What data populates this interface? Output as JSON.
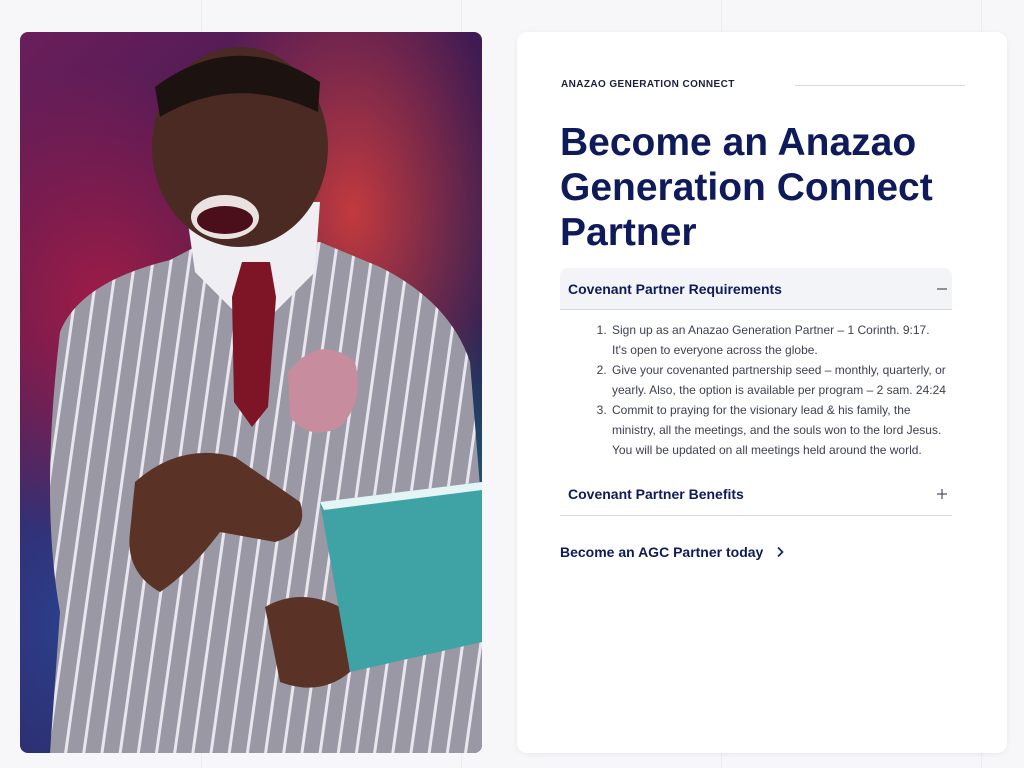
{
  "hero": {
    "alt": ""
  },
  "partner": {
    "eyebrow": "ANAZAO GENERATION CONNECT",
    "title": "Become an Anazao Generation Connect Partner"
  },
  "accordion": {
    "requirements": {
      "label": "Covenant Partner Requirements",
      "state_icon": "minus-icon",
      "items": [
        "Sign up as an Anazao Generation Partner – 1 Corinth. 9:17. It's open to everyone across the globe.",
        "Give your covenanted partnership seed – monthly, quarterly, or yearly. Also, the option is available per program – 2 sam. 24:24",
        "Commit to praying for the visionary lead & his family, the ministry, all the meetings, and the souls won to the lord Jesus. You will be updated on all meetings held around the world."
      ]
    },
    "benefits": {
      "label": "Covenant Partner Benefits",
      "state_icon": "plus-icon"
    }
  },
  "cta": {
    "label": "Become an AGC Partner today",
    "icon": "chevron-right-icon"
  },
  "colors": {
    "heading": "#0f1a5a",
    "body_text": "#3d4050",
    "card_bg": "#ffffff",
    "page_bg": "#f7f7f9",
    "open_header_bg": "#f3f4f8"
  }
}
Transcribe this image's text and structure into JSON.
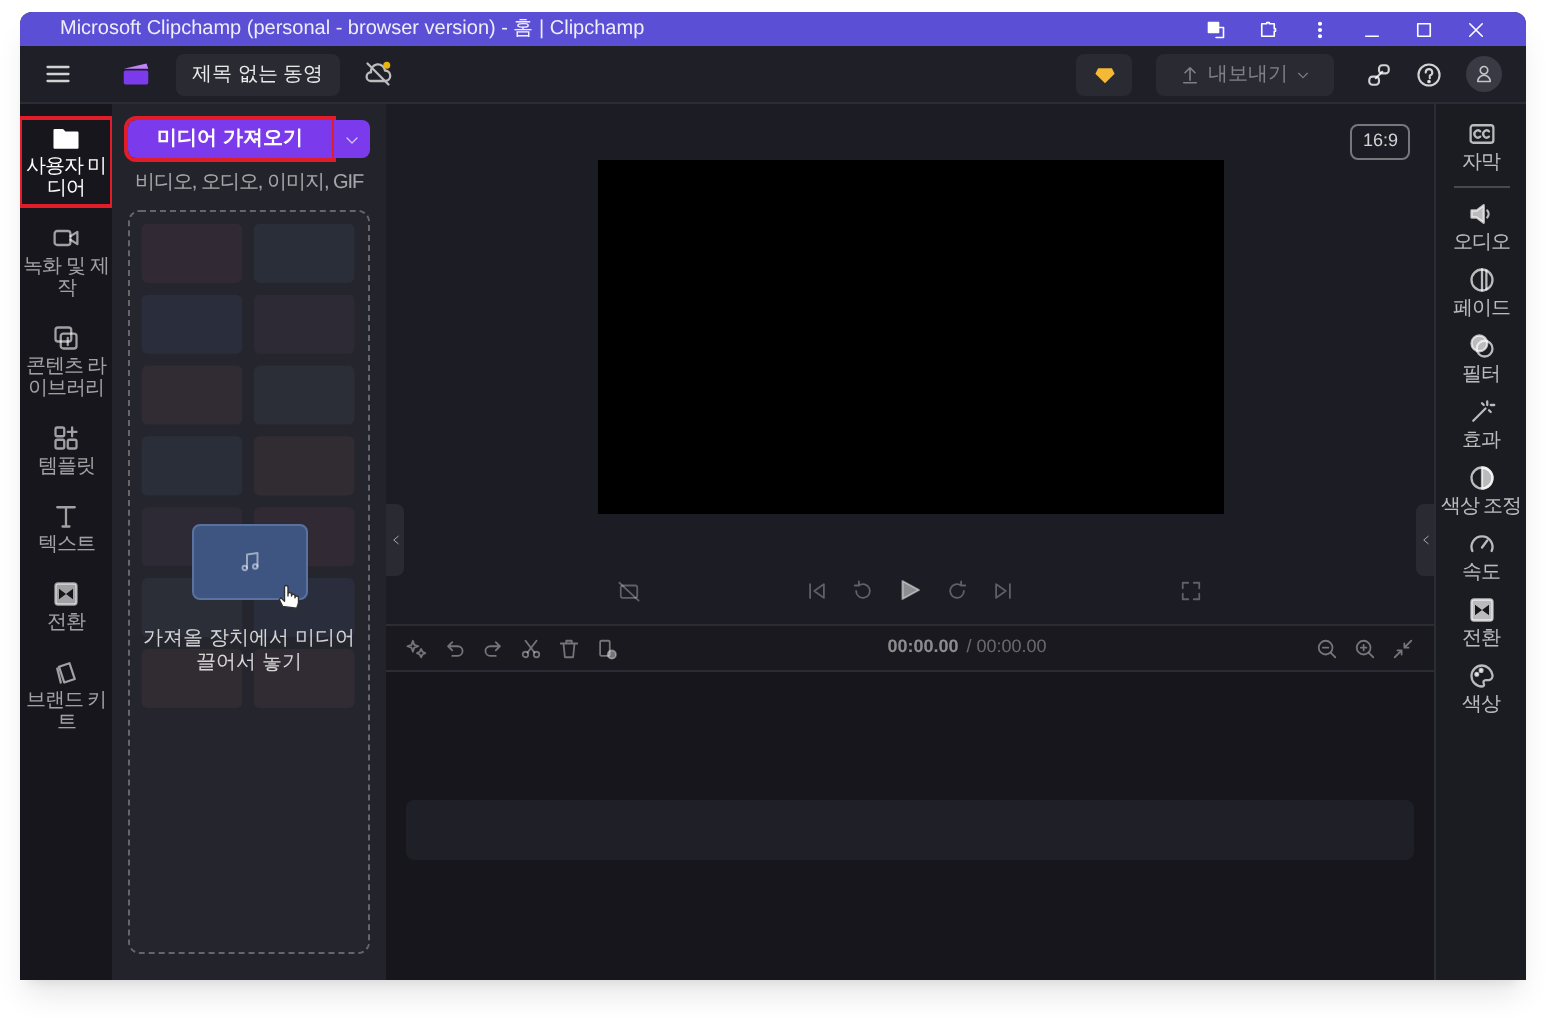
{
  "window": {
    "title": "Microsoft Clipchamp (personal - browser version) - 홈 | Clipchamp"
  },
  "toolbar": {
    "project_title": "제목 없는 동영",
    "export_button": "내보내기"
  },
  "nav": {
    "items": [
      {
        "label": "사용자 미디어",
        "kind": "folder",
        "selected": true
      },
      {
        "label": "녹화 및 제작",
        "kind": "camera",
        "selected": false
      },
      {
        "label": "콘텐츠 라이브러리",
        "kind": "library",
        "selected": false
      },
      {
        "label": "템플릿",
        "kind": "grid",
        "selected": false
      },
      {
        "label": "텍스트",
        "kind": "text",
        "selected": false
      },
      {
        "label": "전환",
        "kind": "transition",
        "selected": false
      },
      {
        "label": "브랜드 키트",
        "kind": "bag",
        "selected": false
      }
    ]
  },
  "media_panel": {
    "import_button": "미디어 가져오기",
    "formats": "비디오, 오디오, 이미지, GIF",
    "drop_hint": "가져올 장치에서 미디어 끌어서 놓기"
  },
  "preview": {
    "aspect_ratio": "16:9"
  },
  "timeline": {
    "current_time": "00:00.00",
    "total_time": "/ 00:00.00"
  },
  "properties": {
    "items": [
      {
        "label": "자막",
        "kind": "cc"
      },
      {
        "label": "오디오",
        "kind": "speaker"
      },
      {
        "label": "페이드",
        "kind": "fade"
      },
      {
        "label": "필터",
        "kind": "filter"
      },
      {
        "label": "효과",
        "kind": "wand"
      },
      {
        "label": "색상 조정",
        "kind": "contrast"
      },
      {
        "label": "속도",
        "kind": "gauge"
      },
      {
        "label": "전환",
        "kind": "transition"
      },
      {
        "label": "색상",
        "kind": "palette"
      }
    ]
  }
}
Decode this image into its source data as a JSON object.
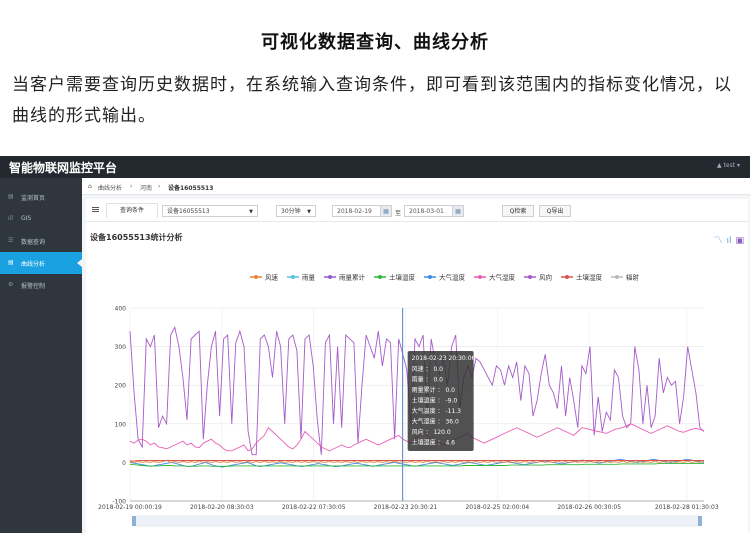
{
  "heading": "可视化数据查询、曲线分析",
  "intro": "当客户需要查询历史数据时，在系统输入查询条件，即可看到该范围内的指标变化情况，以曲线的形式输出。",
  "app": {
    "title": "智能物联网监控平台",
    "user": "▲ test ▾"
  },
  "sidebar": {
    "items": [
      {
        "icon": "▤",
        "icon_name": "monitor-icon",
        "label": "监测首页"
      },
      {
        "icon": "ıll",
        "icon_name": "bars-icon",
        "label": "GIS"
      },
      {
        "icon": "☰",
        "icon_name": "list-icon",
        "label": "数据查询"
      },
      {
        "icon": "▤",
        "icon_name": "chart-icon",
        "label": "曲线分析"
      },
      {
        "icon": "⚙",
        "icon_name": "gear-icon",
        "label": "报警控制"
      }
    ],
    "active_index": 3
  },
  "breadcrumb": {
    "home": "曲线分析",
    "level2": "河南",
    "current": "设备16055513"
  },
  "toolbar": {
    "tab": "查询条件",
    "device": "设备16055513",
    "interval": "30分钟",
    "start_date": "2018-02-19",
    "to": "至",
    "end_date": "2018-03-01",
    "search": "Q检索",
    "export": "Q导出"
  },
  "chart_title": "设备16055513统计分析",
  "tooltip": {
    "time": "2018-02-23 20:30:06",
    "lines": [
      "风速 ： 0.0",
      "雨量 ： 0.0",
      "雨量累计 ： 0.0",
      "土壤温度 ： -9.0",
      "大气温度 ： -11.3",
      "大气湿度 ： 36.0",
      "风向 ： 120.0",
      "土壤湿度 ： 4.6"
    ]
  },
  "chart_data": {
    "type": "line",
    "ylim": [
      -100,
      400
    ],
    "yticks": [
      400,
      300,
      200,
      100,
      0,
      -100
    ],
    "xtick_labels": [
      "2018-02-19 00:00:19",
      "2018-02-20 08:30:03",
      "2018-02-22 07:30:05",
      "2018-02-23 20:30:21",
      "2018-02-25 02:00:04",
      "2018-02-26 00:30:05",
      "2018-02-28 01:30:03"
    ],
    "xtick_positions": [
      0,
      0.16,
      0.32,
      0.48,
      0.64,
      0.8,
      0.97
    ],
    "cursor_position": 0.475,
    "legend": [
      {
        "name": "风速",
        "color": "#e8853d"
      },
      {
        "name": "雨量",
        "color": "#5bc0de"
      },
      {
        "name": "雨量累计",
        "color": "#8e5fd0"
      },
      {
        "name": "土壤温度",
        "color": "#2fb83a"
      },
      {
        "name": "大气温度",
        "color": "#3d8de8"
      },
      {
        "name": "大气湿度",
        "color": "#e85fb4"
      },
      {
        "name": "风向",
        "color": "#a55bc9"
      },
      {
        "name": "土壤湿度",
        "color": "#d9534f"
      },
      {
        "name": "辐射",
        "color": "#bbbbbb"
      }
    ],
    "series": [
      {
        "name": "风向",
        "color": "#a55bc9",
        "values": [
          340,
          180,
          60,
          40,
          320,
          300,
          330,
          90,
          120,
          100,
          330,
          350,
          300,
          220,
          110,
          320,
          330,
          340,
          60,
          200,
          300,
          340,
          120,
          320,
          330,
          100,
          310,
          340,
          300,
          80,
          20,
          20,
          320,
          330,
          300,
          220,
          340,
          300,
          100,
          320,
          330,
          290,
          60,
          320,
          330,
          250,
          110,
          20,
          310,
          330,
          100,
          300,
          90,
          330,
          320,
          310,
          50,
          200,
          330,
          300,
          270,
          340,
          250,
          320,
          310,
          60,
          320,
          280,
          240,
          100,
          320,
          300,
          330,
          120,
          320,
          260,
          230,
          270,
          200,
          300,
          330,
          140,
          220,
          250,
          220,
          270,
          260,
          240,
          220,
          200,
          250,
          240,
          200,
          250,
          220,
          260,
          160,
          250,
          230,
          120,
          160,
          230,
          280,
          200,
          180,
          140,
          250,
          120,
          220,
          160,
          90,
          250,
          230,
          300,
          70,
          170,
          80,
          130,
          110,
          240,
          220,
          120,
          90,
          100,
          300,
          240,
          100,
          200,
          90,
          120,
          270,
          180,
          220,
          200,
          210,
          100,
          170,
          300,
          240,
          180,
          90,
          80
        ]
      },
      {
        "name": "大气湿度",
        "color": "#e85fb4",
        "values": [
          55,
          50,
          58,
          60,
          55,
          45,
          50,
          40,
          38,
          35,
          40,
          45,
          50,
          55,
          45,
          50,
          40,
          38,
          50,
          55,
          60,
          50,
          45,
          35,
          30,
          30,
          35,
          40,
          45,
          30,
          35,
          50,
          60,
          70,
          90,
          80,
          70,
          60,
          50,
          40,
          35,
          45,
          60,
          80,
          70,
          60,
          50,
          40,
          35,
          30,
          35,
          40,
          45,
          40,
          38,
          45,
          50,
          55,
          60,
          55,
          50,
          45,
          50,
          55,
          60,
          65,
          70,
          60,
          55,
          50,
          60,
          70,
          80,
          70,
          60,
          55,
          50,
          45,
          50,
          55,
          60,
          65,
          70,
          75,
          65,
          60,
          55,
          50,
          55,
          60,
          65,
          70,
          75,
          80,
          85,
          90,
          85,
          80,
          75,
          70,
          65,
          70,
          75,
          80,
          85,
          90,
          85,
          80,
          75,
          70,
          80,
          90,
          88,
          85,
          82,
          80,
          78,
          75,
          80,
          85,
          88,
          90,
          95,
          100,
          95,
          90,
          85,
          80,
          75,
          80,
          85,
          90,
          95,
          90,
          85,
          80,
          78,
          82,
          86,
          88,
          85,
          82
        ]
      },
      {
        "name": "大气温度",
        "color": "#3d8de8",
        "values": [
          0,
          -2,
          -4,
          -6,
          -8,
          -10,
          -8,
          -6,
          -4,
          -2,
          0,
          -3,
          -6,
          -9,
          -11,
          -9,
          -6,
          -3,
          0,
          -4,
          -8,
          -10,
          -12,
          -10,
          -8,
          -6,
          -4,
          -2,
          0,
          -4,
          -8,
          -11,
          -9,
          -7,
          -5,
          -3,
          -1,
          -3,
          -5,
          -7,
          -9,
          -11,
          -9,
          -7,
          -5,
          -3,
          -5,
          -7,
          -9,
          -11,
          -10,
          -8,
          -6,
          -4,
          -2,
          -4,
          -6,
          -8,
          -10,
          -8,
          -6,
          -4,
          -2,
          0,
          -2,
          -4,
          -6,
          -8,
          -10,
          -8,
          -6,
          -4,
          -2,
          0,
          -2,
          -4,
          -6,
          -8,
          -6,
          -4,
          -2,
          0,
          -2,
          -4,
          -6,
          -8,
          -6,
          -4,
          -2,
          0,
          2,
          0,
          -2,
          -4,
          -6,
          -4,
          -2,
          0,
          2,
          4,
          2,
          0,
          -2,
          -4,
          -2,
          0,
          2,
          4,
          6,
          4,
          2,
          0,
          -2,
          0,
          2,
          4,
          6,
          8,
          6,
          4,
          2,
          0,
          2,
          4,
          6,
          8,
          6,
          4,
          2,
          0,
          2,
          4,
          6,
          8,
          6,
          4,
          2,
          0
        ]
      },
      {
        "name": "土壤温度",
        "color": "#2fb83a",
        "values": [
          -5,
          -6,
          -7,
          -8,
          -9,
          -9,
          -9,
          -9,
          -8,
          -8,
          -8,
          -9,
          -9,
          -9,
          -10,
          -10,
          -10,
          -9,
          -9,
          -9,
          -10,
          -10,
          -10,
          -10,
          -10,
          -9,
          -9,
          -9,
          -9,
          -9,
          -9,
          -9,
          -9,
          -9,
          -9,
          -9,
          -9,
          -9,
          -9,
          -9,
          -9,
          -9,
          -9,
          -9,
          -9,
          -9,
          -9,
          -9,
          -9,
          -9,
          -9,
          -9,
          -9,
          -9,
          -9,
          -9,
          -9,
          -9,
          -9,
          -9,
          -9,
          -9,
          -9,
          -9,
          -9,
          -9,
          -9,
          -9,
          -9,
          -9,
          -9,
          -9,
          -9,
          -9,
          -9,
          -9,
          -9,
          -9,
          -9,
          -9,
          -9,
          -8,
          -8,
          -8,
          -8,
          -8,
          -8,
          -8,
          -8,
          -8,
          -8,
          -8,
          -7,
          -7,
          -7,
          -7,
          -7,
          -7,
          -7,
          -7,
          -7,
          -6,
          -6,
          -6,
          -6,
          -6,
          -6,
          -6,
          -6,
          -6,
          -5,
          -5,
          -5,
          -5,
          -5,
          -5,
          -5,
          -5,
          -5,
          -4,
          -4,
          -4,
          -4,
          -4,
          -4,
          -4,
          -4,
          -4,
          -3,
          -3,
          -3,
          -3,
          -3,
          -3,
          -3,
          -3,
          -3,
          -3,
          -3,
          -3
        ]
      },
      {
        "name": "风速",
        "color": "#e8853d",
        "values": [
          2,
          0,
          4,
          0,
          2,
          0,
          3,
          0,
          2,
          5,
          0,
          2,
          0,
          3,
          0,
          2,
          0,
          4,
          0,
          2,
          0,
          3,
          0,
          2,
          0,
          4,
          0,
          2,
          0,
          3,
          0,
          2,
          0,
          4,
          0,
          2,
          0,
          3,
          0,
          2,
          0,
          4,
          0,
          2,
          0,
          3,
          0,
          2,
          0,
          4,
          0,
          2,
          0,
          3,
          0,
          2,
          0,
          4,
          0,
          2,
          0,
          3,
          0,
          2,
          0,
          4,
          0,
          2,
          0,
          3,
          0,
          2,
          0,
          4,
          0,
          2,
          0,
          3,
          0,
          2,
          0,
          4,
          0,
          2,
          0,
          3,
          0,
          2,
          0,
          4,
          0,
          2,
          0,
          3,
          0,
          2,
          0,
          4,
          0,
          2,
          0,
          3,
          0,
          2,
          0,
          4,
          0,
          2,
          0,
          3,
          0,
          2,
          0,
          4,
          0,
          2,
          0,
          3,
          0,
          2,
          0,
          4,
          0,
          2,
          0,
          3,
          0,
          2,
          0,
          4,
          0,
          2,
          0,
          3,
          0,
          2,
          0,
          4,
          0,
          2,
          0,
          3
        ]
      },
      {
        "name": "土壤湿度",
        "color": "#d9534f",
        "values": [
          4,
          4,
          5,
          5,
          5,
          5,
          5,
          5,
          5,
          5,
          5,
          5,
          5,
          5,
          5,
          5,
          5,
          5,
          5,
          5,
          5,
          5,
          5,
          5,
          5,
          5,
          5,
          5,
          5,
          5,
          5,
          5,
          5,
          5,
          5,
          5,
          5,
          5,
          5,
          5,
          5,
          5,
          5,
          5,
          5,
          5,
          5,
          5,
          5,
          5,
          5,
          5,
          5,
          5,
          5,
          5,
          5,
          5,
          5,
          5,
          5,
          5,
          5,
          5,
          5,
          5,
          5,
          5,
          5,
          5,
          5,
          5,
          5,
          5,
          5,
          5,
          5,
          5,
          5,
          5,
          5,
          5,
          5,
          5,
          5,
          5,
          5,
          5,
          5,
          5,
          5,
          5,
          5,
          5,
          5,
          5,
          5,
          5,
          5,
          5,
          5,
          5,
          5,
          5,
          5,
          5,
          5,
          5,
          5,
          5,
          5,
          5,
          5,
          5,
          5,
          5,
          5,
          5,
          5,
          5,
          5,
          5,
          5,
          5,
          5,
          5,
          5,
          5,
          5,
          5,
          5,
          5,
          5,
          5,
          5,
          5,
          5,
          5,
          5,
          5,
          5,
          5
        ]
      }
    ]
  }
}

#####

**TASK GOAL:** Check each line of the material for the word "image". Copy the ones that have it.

**ANSWER SPACE:**
Transcribe this image's text and structure into JSON.
Decode this image into its source data as a JSON object.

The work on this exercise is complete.